At F/16, you get nice sharpness throughout the frame and, although I was expecting things to get a bit gnarly where the buildings hit the sky, the edges of the buildings actually seem surprisingly clean. You get a surprising amount of detail in the buildings even though they’re far off in the distance.
In this instance, I was curious what kind of vignetting we would get and I wasn’t surprised to see it start creeping in by F2.8. The 50mm F/1.8 has always had some vignetting, which I think a lot of people found to be part of its charm. The new STM version seems to continue that tradition, so if you’re one of those shooters who hates lens vignetting, you should be prepared to apply the lens profile in post, especially when you’re shooting wide open.
As you’d expect, the focus falls off extremely quickly, but the sweet spot of the image is actually very sharp. There’s a ton of detail in the engraved letters. It even handled those bright pink flowers hiding back in the bokeh rather well.
Combined with new higher-megapixel DSLRs, it gives you some more creative cropping options. Here, I underestimated how shallow my depth of field was really going to be at F/2.2 using the close focus. The starting image is a bit flat once again, shot in open shade on a sunny day.

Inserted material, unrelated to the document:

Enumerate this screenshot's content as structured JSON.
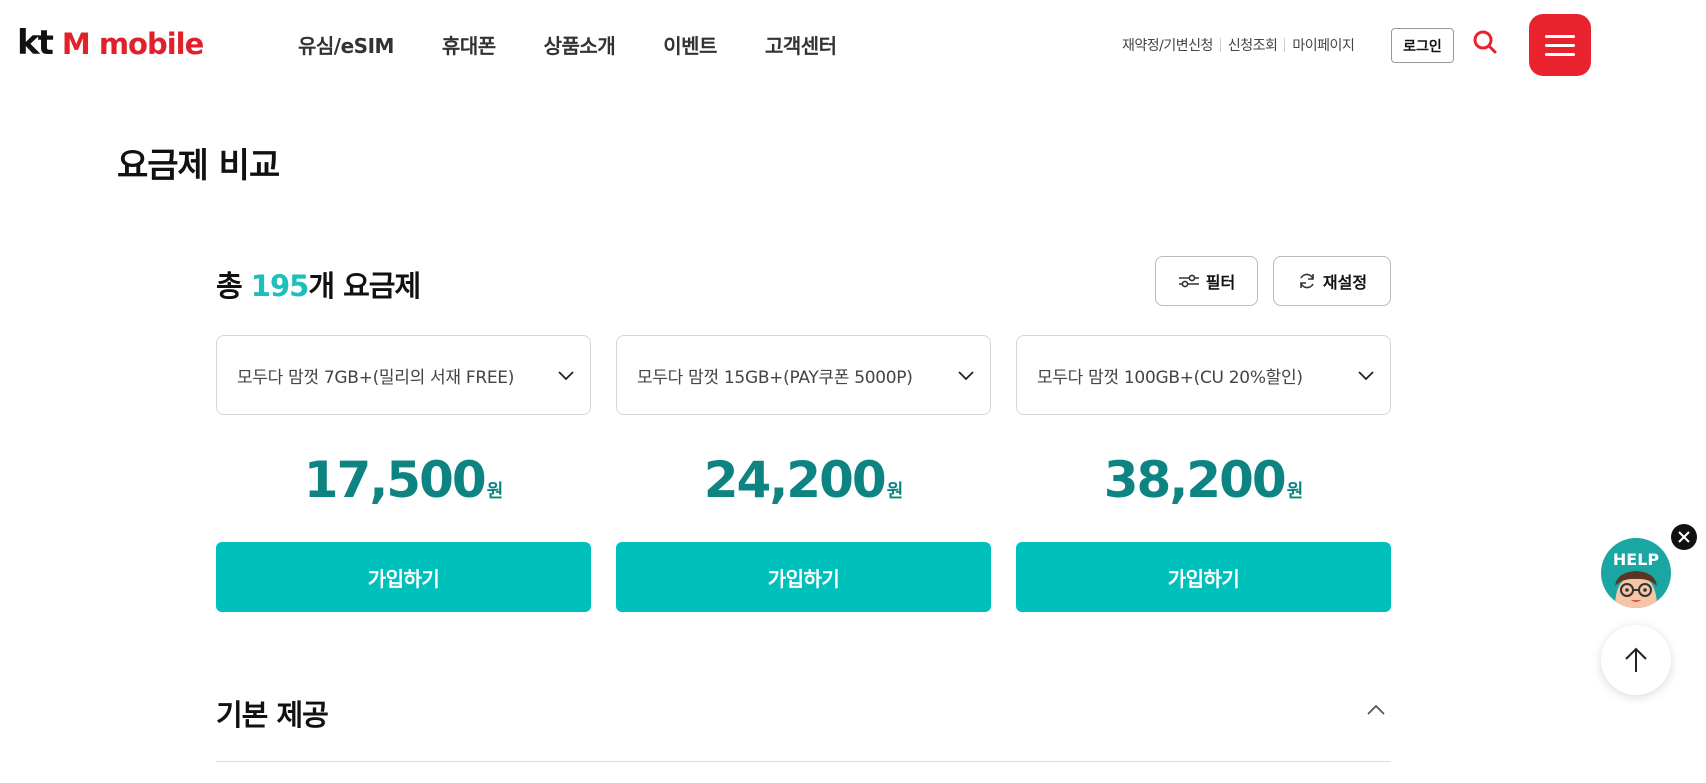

Even this close to the maximum aperture, the in-focus area is impressively sharp. The bokeh in the top left corner gets a little harsh, but that’s likely due to the extremely high-contrast nature of the subject.

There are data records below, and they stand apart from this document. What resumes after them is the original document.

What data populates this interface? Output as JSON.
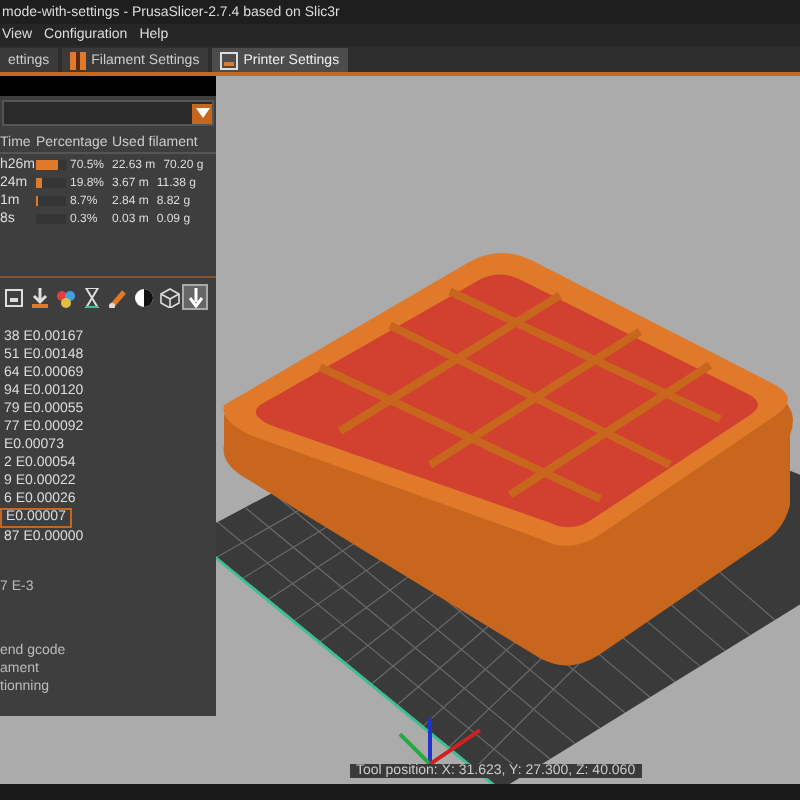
{
  "window": {
    "title": "mode-with-settings - PrusaSlicer-2.7.4 based on Slic3r"
  },
  "menu": [
    "View",
    "Configuration",
    "Help"
  ],
  "tabs": [
    {
      "label": "ettings",
      "kind": "plain",
      "selected": false
    },
    {
      "label": "Filament Settings",
      "kind": "filament",
      "selected": false
    },
    {
      "label": "Printer Settings",
      "kind": "printer",
      "selected": true
    }
  ],
  "legend": {
    "columns": [
      "Time",
      "Percentage",
      "Used filament"
    ],
    "rows": [
      {
        "time": "h26m",
        "level": 0.705,
        "percentage": "70.5%",
        "length": "22.63 m",
        "weight": "70.20 g"
      },
      {
        "time": "24m",
        "level": 0.198,
        "percentage": "19.8%",
        "length": "3.67 m",
        "weight": "11.38 g"
      },
      {
        "time": "1m",
        "level": 0.087,
        "percentage": "8.7%",
        "length": "2.84 m",
        "weight": "8.82 g"
      },
      {
        "time": "8s",
        "level": 0.003,
        "percentage": "0.3%",
        "length": "0.03 m",
        "weight": "0.09 g"
      }
    ]
  },
  "toolbar": [
    {
      "kind": "printer",
      "selected": false
    },
    {
      "kind": "download",
      "selected": false
    },
    {
      "kind": "colors",
      "selected": false
    },
    {
      "kind": "hourglass",
      "selected": false
    },
    {
      "kind": "brush",
      "selected": false
    },
    {
      "kind": "contrast",
      "selected": false
    },
    {
      "kind": "cube",
      "selected": false
    },
    {
      "kind": "arrow",
      "selected": true
    }
  ],
  "gcode": [
    {
      "text": "38 E0.00167",
      "selected": false
    },
    {
      "text": "51 E0.00148",
      "selected": false
    },
    {
      "text": "64 E0.00069",
      "selected": false
    },
    {
      "text": "94 E0.00120",
      "selected": false
    },
    {
      "text": "79 E0.00055",
      "selected": false
    },
    {
      "text": "77 E0.00092",
      "selected": false
    },
    {
      "text": "E0.00073",
      "selected": false
    },
    {
      "text": "2 E0.00054",
      "selected": false
    },
    {
      "text": "9 E0.00022",
      "selected": false
    },
    {
      "text": "6 E0.00026",
      "selected": false
    },
    {
      "text": "E0.00007",
      "selected": true
    },
    {
      "text": "87 E0.00000",
      "selected": false
    }
  ],
  "notes": [
    "7 E-3",
    "end gcode",
    "ament",
    "tionning"
  ],
  "status": "Tool position: X: 31.623, Y: 27.300, Z: 40.060"
}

There’s a ton of sharp detail in the leaves of the trees, but more importantly, the edges between the leaves and the sky aren’t a mess of aberration. It’s not quite as challenging as if they highlights had been totally blown, but still a pretty admirable job done by the coatings.
For this image, I punched up the contrast a bit and adjusted the exposure, so you can start to see the vignetting be more apparent during editing (it’s not difficult to remove, but I chose not to for the sake of illustrating the lens performance). The softness at the top and bottom of the frame are likely due to me tilting the camera slightly and eschewing the plane of focus.
In this case, the light was very dramatic, but it came out of the lens looking very manageable. Normally, I would need to slightly tone down the contrast a portrait shot in under these lighting conditions if I was using the 50mm F/1.2 or the new Sigma F/1.4.
Here’s an example of a shot taken specifically to induce flare and it’s still not that severe. Even in portrait situations, there were times when I expected a wash of flare to take over the frame, but it didn’t happen. If that’s something you hate, then you’re in luck, but if you want that effect, you might have to invest in a crummy UV filter to put over the front lens to bring it back.